▶ _Problem to work on_
Scan the records for the word "value". Report each line where it occurs.

#### Source data

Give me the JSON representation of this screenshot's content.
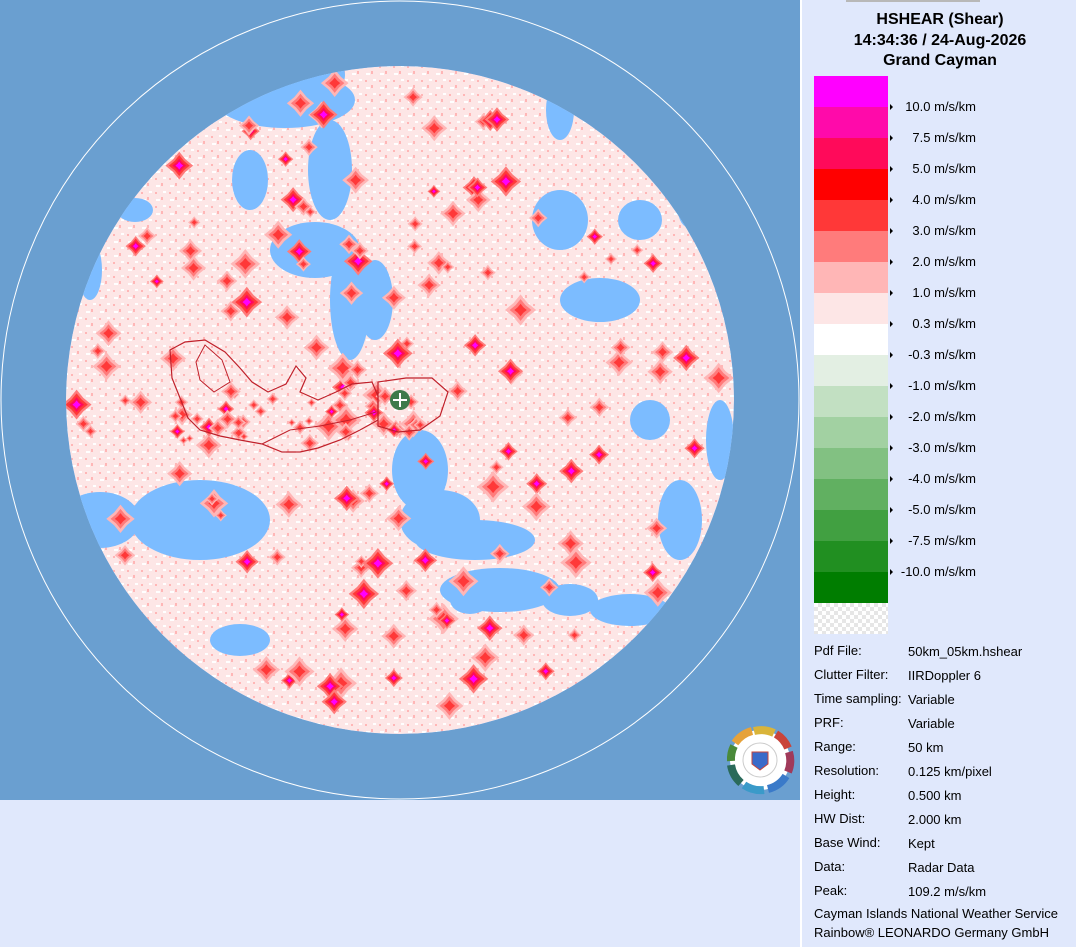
{
  "header": {
    "product": "HSHEAR (Shear)",
    "datetime": "14:34:36 / 24-Aug-2026",
    "site": "Grand Cayman"
  },
  "legend": [
    {
      "label": "",
      "color": "#ff00ff"
    },
    {
      "label": "10.0 m/s/km",
      "color": "#ff0aaa"
    },
    {
      "label": "7.5 m/s/km",
      "color": "#ff0a5a"
    },
    {
      "label": "5.0 m/s/km",
      "color": "#ff0000"
    },
    {
      "label": "4.0 m/s/km",
      "color": "#ff3838"
    },
    {
      "label": "3.0 m/s/km",
      "color": "#ff7b7b"
    },
    {
      "label": "2.0 m/s/km",
      "color": "#ffb6b6"
    },
    {
      "label": "1.0 m/s/km",
      "color": "#fde6e6"
    },
    {
      "label": "0.3 m/s/km",
      "color": "#ffffff"
    },
    {
      "label": "-0.3 m/s/km",
      "color": "#e3efe3"
    },
    {
      "label": "-1.0 m/s/km",
      "color": "#c2e0c2"
    },
    {
      "label": "-2.0 m/s/km",
      "color": "#a2d1a2"
    },
    {
      "label": "-3.0 m/s/km",
      "color": "#82c182"
    },
    {
      "label": "-4.0 m/s/km",
      "color": "#61b061"
    },
    {
      "label": "-5.0 m/s/km",
      "color": "#41a041"
    },
    {
      "label": "-7.5 m/s/km",
      "color": "#218f21"
    },
    {
      "label": "-10.0 m/s/km",
      "color": "#007d00"
    },
    {
      "label": "",
      "color": "none"
    }
  ],
  "info": [
    {
      "key": "Pdf File:",
      "value": "50km_05km.hshear"
    },
    {
      "key": "Clutter Filter:",
      "value": "IIRDoppler 6"
    },
    {
      "key": "Time sampling:",
      "value": "Variable"
    },
    {
      "key": "PRF:",
      "value": "Variable"
    },
    {
      "key": "Range:",
      "value": "50 km"
    },
    {
      "key": "Resolution:",
      "value": "0.125 km/pixel"
    },
    {
      "key": "Height:",
      "value": "0.500 km"
    },
    {
      "key": "HW Dist:",
      "value": "2.000 km"
    },
    {
      "key": "Base Wind:",
      "value": "Kept"
    },
    {
      "key": "Data:",
      "value": "Radar Data"
    },
    {
      "key": "Peak:",
      "value": "109.2 m/s/km"
    }
  ],
  "credits": {
    "line1": "Cayman Islands National Weather Service",
    "line2": "Rainbow® LEONARDO Germany GmbH"
  },
  "colors": {
    "background": "#6a9fd0",
    "no_data": "#7cbcff",
    "panel": "#e0e8fc",
    "coastline": "#c0202a",
    "radar_site": "#3d7a4a"
  },
  "icons": {
    "radar_site": "radar-site-icon",
    "logo": "nws-logo-icon"
  }
}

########

▶ _Your response_
      "value": "50km_05km.hshear"
      "value": "IIRDoppler 6"
      "value": "Variable"
      "value": "Variable"
      "value": "50 km"
      "value": "0.125 km/pixel"
      "value": "0.500 km"
      "value": "2.000 km"
      "value": "Kept"
      "value": "Radar Data"
      "value": "109.2 m/s/km"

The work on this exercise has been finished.